━━━ INPUT RECORDS ━━━

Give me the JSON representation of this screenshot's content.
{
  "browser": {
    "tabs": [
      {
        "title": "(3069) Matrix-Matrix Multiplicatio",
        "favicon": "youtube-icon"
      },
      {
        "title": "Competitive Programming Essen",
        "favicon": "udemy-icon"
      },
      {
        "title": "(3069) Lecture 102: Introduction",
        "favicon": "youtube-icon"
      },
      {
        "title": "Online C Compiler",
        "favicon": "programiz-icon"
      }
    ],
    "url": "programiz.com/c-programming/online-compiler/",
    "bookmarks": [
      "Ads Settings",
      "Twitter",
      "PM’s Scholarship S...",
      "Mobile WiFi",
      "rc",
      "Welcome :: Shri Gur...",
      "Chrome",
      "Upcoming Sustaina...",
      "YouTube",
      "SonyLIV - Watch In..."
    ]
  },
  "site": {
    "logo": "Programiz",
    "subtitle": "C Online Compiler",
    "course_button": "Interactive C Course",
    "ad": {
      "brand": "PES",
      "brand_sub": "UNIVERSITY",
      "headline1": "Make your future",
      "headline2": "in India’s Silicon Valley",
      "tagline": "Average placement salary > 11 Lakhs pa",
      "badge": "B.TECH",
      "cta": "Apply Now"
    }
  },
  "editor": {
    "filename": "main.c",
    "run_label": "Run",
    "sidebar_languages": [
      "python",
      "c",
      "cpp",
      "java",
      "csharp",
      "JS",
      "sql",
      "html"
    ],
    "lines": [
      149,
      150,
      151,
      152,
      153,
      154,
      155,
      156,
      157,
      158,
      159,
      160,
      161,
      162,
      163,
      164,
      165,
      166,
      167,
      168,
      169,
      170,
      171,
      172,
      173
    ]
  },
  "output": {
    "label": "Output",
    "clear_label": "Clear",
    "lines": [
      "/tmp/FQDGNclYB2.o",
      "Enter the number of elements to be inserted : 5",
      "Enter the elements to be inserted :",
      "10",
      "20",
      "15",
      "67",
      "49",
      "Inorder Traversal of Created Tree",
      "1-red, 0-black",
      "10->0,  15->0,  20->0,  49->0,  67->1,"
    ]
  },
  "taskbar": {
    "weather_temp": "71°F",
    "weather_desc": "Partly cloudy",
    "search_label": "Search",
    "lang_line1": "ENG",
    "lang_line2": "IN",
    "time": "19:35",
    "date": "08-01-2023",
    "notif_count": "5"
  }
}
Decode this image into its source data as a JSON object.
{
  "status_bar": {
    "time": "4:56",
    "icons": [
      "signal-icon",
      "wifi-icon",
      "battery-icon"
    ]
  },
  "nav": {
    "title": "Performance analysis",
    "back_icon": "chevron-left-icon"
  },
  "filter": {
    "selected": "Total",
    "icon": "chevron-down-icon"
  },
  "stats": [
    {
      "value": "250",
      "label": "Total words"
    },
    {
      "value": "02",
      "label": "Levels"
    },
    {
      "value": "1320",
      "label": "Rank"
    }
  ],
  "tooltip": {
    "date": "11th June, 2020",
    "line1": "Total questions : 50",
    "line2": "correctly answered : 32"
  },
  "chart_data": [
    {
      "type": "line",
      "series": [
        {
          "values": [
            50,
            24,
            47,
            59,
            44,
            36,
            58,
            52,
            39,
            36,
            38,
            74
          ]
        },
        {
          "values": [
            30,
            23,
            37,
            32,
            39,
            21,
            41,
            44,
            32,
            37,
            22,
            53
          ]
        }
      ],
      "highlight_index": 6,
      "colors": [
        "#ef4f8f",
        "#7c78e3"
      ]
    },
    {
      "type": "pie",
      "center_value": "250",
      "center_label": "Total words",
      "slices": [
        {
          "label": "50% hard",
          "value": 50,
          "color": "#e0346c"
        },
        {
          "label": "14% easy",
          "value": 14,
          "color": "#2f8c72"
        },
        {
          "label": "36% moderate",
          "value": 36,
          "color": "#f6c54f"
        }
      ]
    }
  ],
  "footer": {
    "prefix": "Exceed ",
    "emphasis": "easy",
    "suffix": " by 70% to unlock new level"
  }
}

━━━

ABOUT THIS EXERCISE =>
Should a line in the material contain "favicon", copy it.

WORKED SOLUTION =>
        "favicon": "youtube-icon"
        "favicon": "udemy-icon"
        "favicon": "youtube-icon"
        "favicon": "programiz-icon"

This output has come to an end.